**Directions for this task:** Every record that follows needs to be written out again, exactly.

(Collected data)
───

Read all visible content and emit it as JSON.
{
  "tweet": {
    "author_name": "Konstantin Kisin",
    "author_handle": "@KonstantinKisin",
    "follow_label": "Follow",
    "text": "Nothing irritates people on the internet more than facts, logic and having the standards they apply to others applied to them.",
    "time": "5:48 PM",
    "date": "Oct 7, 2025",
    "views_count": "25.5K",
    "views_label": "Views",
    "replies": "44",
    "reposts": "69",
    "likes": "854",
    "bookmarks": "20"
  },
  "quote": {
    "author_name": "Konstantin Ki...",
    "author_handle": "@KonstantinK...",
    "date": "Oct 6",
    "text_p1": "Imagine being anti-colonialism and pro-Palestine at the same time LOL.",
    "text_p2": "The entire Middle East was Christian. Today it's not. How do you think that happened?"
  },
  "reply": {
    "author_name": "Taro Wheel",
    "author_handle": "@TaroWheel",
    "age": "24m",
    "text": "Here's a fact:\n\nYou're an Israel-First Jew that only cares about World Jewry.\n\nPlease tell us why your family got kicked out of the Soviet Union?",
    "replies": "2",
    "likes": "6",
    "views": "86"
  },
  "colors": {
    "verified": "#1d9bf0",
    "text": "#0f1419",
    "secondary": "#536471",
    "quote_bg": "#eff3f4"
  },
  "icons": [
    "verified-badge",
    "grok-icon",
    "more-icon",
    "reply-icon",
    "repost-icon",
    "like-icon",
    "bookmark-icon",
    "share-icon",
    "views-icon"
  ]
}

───

**Expected answer:**
Read all visible content and emit it as JSON.
{
  "tweet": {
    "author_name": "Konstantin Kisin",
    "author_handle": "@KonstantinKisin",
    "follow_label": "Follow",
    "text": "Nothing irritates people on the internet more than facts, logic and having the standards they apply to others applied to them.",
    "time": "5:48 PM",
    "date": "Oct 7, 2025",
    "views_count": "25.5K",
    "views_label": "Views",
    "replies": "44",
    "reposts": "69",
    "likes": "854",
    "bookmarks": "20"
  },
  "quote": {
    "author_name": "Konstantin Ki...",
    "author_handle": "@KonstantinK...",
    "date": "Oct 6",
    "text_p1": "Imagine being anti-colonialism and pro-Palestine at the same time LOL.",
    "text_p2": "The entire Middle East was Christian. Today it's not. How do you think that happened?"
  },
  "reply": {
    "author_name": "Taro Wheel",
    "author_handle": "@TaroWheel",
    "age": "24m",
    "text": "Here's a fact:\n\nYou're an Israel-First Jew that only cares about World Jewry.\n\nPlease tell us why your family got kicked out of the Soviet Union?",
    "replies": "2",
    "likes": "6",
    "views": "86"
  },
  "colors": {
    "verified": "#1d9bf0",
    "text": "#0f1419",
    "secondary": "#536471",
    "quote_bg": "#eff3f4"
  },
  "icons": [
    "verified-badge",
    "grok-icon",
    "more-icon",
    "reply-icon",
    "repost-icon",
    "like-icon",
    "bookmark-icon",
    "share-icon",
    "views-icon"
  ]
}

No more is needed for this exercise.